▶ What you will do
Every record below should be repeated word for word, with the pictures left out.

Page and application data records

Content starts

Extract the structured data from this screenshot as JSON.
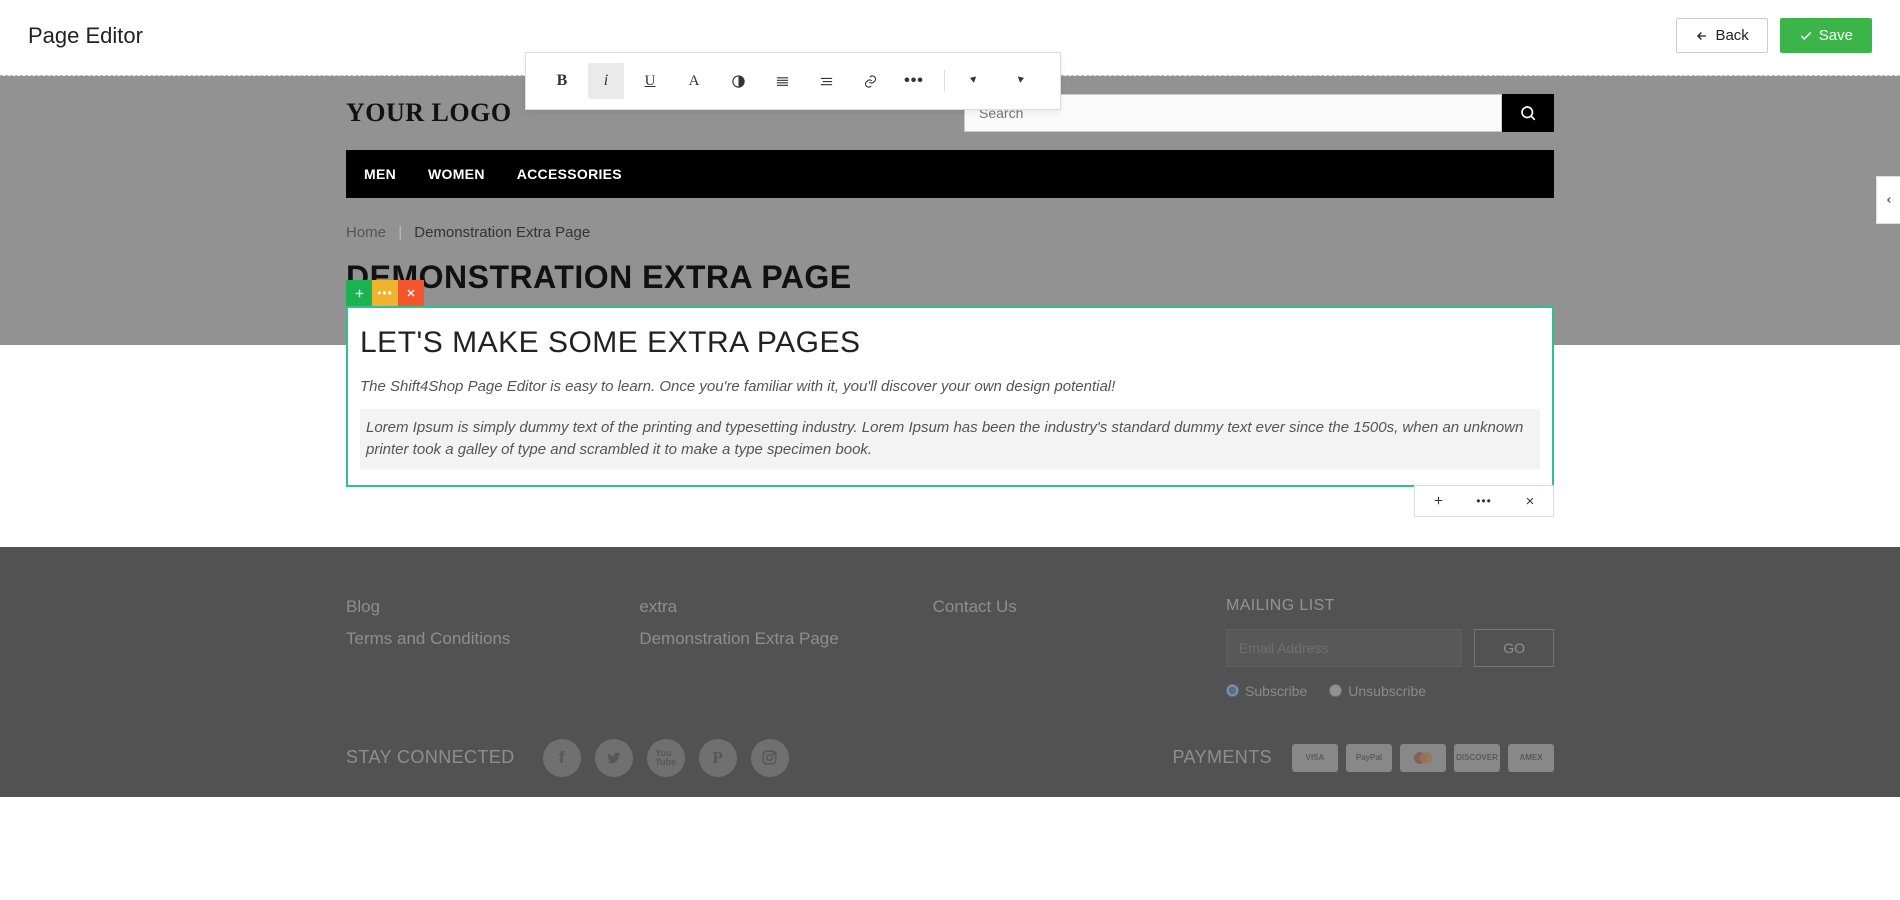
{
  "editor": {
    "title": "Page Editor",
    "back_label": "Back",
    "save_label": "Save"
  },
  "site": {
    "logo": "YOUR LOGO",
    "search_placeholder": "Search"
  },
  "nav": {
    "items": [
      "MEN",
      "WOMEN",
      "ACCESSORIES"
    ]
  },
  "breadcrumb": {
    "home": "Home",
    "current": "Demonstration Extra Page"
  },
  "page": {
    "heading": "DEMONSTRATION EXTRA PAGE"
  },
  "block": {
    "title": "LET'S MAKE SOME EXTRA PAGES",
    "intro": "The Shift4Shop Page Editor is easy to learn. Once you're familiar with it, you'll discover your own design potential!",
    "body": "Lorem Ipsum is simply dummy text of the printing and typesetting industry. Lorem Ipsum has been the industry's standard dummy text ever since the 1500s, when an unknown printer took a galley of type and scrambled it to make a type specimen book."
  },
  "footer": {
    "col1": [
      "Blog",
      "Terms and Conditions"
    ],
    "col2": [
      "extra",
      "Demonstration Extra Page"
    ],
    "col3": [
      "Contact Us"
    ],
    "mailing_title": "MAILING LIST",
    "mailing_placeholder": "Email Address",
    "go_label": "GO",
    "subscribe": "Subscribe",
    "unsubscribe": "Unsubscribe",
    "stay_connected": "STAY CONNECTED",
    "payments_label": "PAYMENTS",
    "payment_brands": [
      "VISA",
      "PayPal",
      "MC",
      "DISCOVER",
      "AMEX"
    ]
  },
  "toolbar": {
    "icons": [
      "bold",
      "italic",
      "underline",
      "font",
      "contrast",
      "align",
      "indent",
      "link",
      "more",
      "undo",
      "redo"
    ],
    "active": "italic"
  }
}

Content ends

▶ Answer for this exercise
Extract the structured data from this screenshot as JSON.
{
  "editor": {
    "title": "Page Editor",
    "back_label": "Back",
    "save_label": "Save"
  },
  "site": {
    "logo": "YOUR LOGO",
    "search_placeholder": "Search"
  },
  "nav": {
    "items": [
      "MEN",
      "WOMEN",
      "ACCESSORIES"
    ]
  },
  "breadcrumb": {
    "home": "Home",
    "current": "Demonstration Extra Page"
  },
  "page": {
    "heading": "DEMONSTRATION EXTRA PAGE"
  },
  "block": {
    "title": "LET'S MAKE SOME EXTRA PAGES",
    "intro": "The Shift4Shop Page Editor is easy to learn. Once you're familiar with it, you'll discover your own design potential!",
    "body": "Lorem Ipsum is simply dummy text of the printing and typesetting industry. Lorem Ipsum has been the industry's standard dummy text ever since the 1500s, when an unknown printer took a galley of type and scrambled it to make a type specimen book."
  },
  "footer": {
    "col1": [
      "Blog",
      "Terms and Conditions"
    ],
    "col2": [
      "extra",
      "Demonstration Extra Page"
    ],
    "col3": [
      "Contact Us"
    ],
    "mailing_title": "MAILING LIST",
    "mailing_placeholder": "Email Address",
    "go_label": "GO",
    "subscribe": "Subscribe",
    "unsubscribe": "Unsubscribe",
    "stay_connected": "STAY CONNECTED",
    "payments_label": "PAYMENTS",
    "payment_brands": [
      "VISA",
      "PayPal",
      "MC",
      "DISCOVER",
      "AMEX"
    ]
  },
  "toolbar": {
    "icons": [
      "bold",
      "italic",
      "underline",
      "font",
      "contrast",
      "align",
      "indent",
      "link",
      "more",
      "undo",
      "redo"
    ],
    "active": "italic"
  }
}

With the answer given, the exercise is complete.